As cities have grown, the car has stopped being the freedom machine it was first promoted to be. Bicycles give greater mobility. The only trade off, is cyclists are killed whenever drivers don't look, as is drivers' habit, in countries where mass cycling has faded from living memory.
On the bright side, a network of space in most cities has been forfeited, as industry has moved elsewhere. All we need, is the resolve to keep cars out of those networks (comprising docklands, waterways, disused rail corridors and brownfield redevelopment sites), and we have an opportunity to build parallel cities, where cycling is the dominant mode of transportation, supplemented by light transit, and protected from cars. A growing number of people, who would rather not have to own cars, and would rather keen trim and fit, could at last have a place to live their preferred lifestyle, in conscionable safety. They could venture back into car-land with caution, or perhaps hire cars or use taxis, if they need to go there.

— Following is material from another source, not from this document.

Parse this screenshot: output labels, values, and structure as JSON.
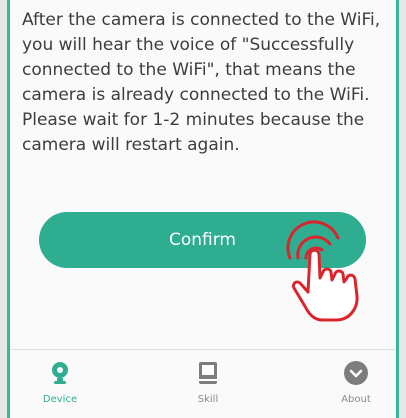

I've been failing though, in my efforts to communicate this vision of a safe city for cycling, in such a way that it gathers the grassroots support that I'm convinced it deserves. This failure condemns me to a life crying in the wilderness, with a $25 p.a. blog, of curiosity to a few readers. Lovely.
Is the problem the way I've been saying it? I'll say it this way: consolidate brownfield sites flanking recreational bicycling routes, and separate those routes entirely from cars. In the case of New York (pictured) rebuild all the piers in the Hudson, and don't let people cross the bike path in their cars, to reach skyscrapers out on the piers.
Let me know if you share my vision. How you would nuance it. And most importantly, how you think I should spread it.